This isn't a rags-to-riches story, but Fess Parker Winery and Vineyard is a textbook case of Fortune 500 companies trying to wade into the Web.
Charlie Kears, general manager of the winery, first resisted the Internet. Costs were daunting. Maintenance headaches were legion. Besides, he wasn't even sure what advantages lay in a Web presence. But he found an affordable solution in IBM's Net.Commerce technology.
The company originally used the site for branding and marketing. But the vintner's tasting room hosted 75,000 to 80,000 people a year, many of whom loaded their car trunks with cases of Fess Parker's finest as they left. Kears saw an opportunity in retail and added e-commerce capability to the company's site. Sales took off.
The closely held company won't disclose revenues, but Kears acknowledges that sales on the Web are up 80 percent over previous years. Fess Parker Vineyards now produces a line of foods and other products. By far, Web sales outstrip all other retail revenue streams in terms of annual growth.
Kears isn't stopping there. His next goal is to use the Net to support the company's national distribution channel. He admits that Fess Parker Vineyards isn't the next Amazon.com.
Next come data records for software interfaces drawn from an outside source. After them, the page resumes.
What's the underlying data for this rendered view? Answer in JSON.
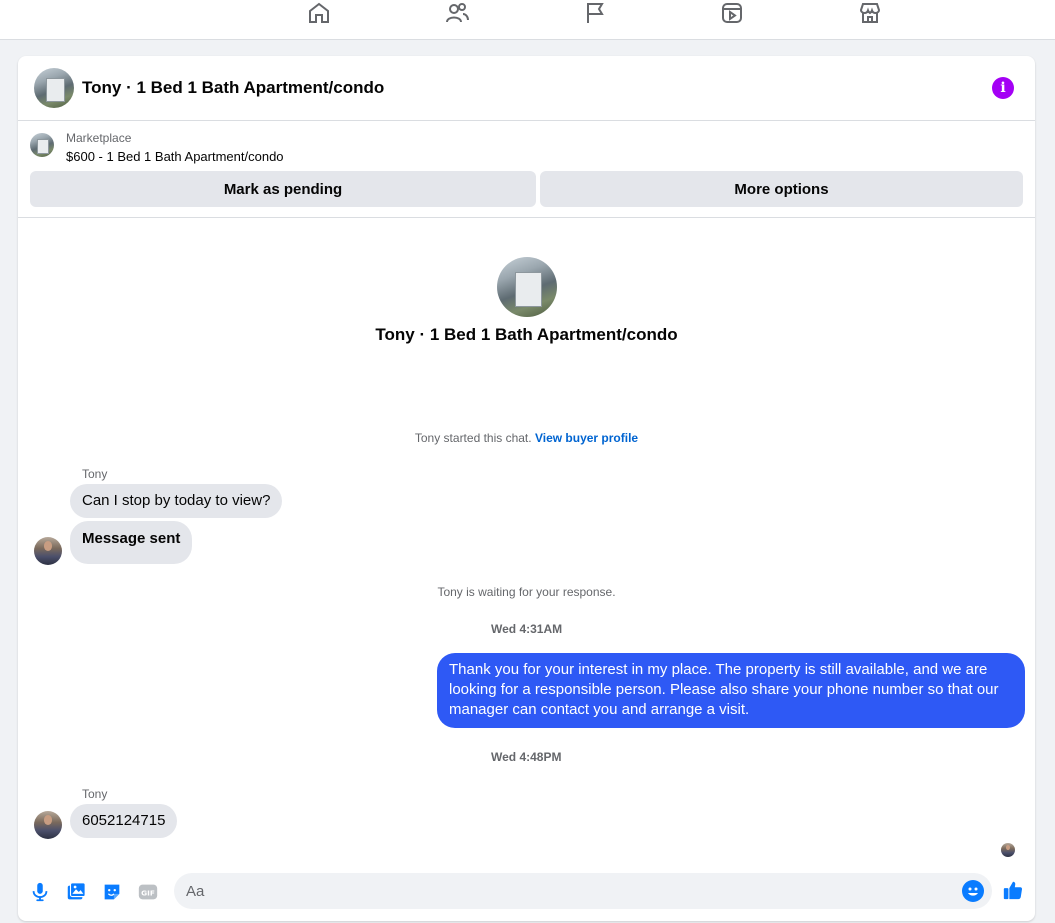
{
  "nav": {
    "items": [
      "home",
      "friends",
      "pages",
      "watch",
      "marketplace"
    ]
  },
  "header": {
    "title": "Tony · 1 Bed 1 Bath Apartment/condo"
  },
  "marketplace": {
    "label": "Marketplace",
    "item": "$600 - 1 Bed 1 Bath Apartment/condo",
    "mark_pending": "Mark as pending",
    "more_options": "More options"
  },
  "conversation": {
    "title": "Tony · 1 Bed 1 Bath Apartment/condo",
    "started": "Tony started this chat.",
    "view_profile": "View buyer profile",
    "sender1": "Tony",
    "msg1": "Can I stop by today to view?",
    "msg2": "Message sent",
    "waiting": "Tony is waiting for your response.",
    "time1": "Wed 4:31AM",
    "reply": "Thank you for your interest in my place. The property is still available, and we are looking for a responsible person. Please also share your phone number so that our manager can contact you and arrange a visit.",
    "time2": "Wed 4:48PM",
    "sender2": "Tony",
    "msg3": "6052124715"
  },
  "composer": {
    "placeholder": "Aa"
  },
  "colors": {
    "accent": "#2e59f5",
    "info": "#a400f5",
    "link": "#0064d1"
  }
}
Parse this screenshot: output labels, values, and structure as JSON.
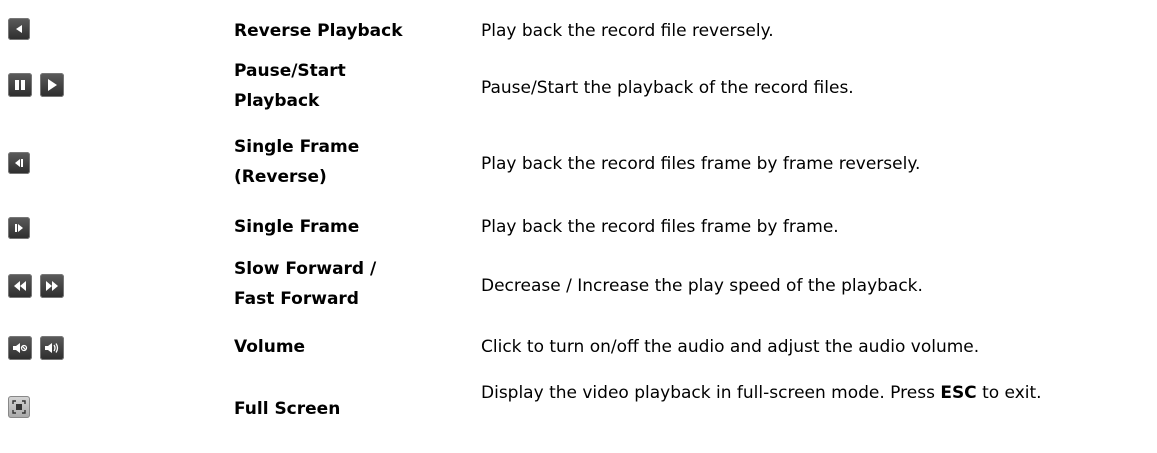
{
  "rows": [
    {
      "icons": [
        "reverse-play-icon"
      ],
      "name_lines": [
        "Reverse Playback"
      ],
      "description": "Play back the record file reversely."
    },
    {
      "icons": [
        "pause-icon",
        "play-icon"
      ],
      "name_lines": [
        "Pause/Start",
        "Playback"
      ],
      "description": "Pause/Start the playback of the record files."
    },
    {
      "icons": [
        "single-frame-reverse-icon"
      ],
      "name_lines": [
        "Single Frame",
        "(Reverse)"
      ],
      "description": "Play back the record files frame by frame reversely."
    },
    {
      "icons": [
        "single-frame-forward-icon"
      ],
      "name_lines": [
        "Single Frame"
      ],
      "description": "Play back the record files frame by frame."
    },
    {
      "icons": [
        "slow-forward-icon",
        "fast-forward-icon"
      ],
      "name_lines": [
        "Slow Forward /",
        "Fast Forward"
      ],
      "description": "Decrease / Increase the play speed of the playback."
    },
    {
      "icons": [
        "audio-off-icon",
        "audio-on-icon"
      ],
      "name_lines": [
        "Volume"
      ],
      "description": "Click to turn on/off the audio and adjust the audio volume."
    },
    {
      "icons": [
        "full-screen-icon"
      ],
      "name_lines": [
        "Full Screen"
      ],
      "description_parts": [
        "Display the video playback in full-screen mode. Press ",
        "ESC",
        " to exit."
      ]
    }
  ]
}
But no one's complaining about the Web's effect on the company's bottom line.